In overcrowded rooms, hallways, or simply in tents put up at dusk in the doorways of neighboring houses, hundreds of Cubans have preferred to stay near the Costa Rican border.

“It’s a problem that affects communities that often find themselves overwhelmed by the number of migrants arriving,” says Commissioner Cordoba.

Many of the local inhabitants, from Puerto Obaldia to Paso Canoas, have seen a business opportunity in the Cubans. With the flow of migrants, businesses have flourished from hostels to simple restaurants where the prices are usually double for inhabitants of the island.
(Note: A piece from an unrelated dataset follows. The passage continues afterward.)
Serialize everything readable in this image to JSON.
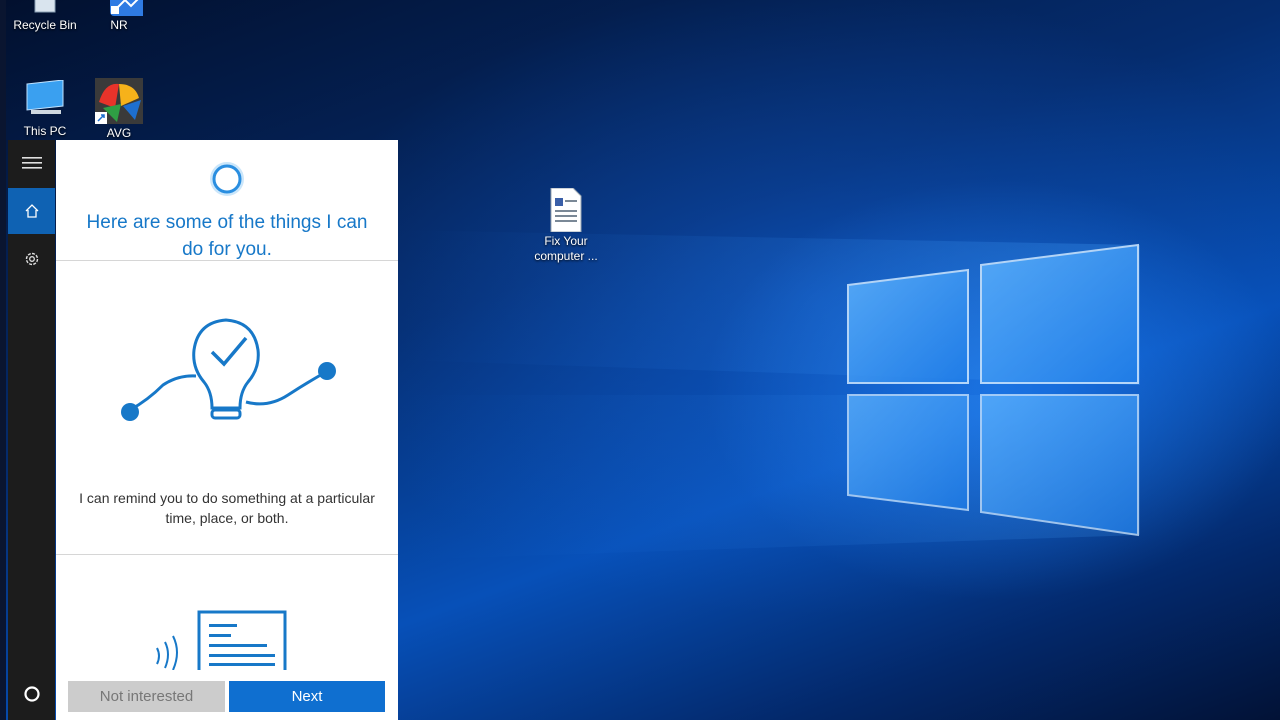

“I don’t want to go to the Gualaca shelter because it’s very far away, I prefer to stay here because I’m in a village and at least I can fend for myself,” says Yanieris, a 35-year-old Cuban woman who arrived in Panama from Guyana. “It’s hard, sure, but if I want to go with a coyote tomorrow, there will be no one to stop me.”

The coyotes prowl…

Juan Ramon is one of those Cubans stranded in Panama who decided not to wait any longer to reach the United States. After collecting $1,400 from family and friends in Miami, he left one night sneaking across the Costa Rican border, along with six other companions under the guidance of a coyote. “In each country a coyote handed us off to another, and we have gone all the way: through the jungles, rivers, lakes… it is very hard,” he said.

The worst thing for the young man was the moment they ran into a military checkpoint in Nicaragua, where “a thug assaulted us, sent by the same guide, who robbed us of everything we had. He even took our cellphone. It was a terrible experience because it could have cost our lives and nobody would have known about it,” he told this newspaper.

After more than 12 days on the road, Juan Ramon found himself at the border crossing station of El Paso, Texas, hoping they would process his documents to enter the United States under the “parole” program.

To try to circumvent the army and police control on the borders of Costa Rica and Nicaragua the migrants use unique measures such as hiding themselves in a water pipe or hiding in a boat to pass through the dangerous coastal regions of the Pacific Ocean.

In November of last year, Daniel Ortega’s Sandinista government closed the borders of his country to Cuban migrants using Central America as a path to the United States.

The measure worked like a plug, leaving 8,000 people stranded in Costa Rica, which in turn also closed its border transferring the problem to Panama. Following an agreement with Mexico, both countries managed to build a humanitarian bridge that allowed the orderly exit of a great part of the migrants.

The coyotes, or human traffickers, have turned the migration to the north into a huge business that generates millions of dollars. From October of 2014, almost 132,000 Central Americans and around 75,000 Cubans reached the southern border of the United States.

The Cuban government has reiterated that all the migrants have left Cuba legally and so can return to the country.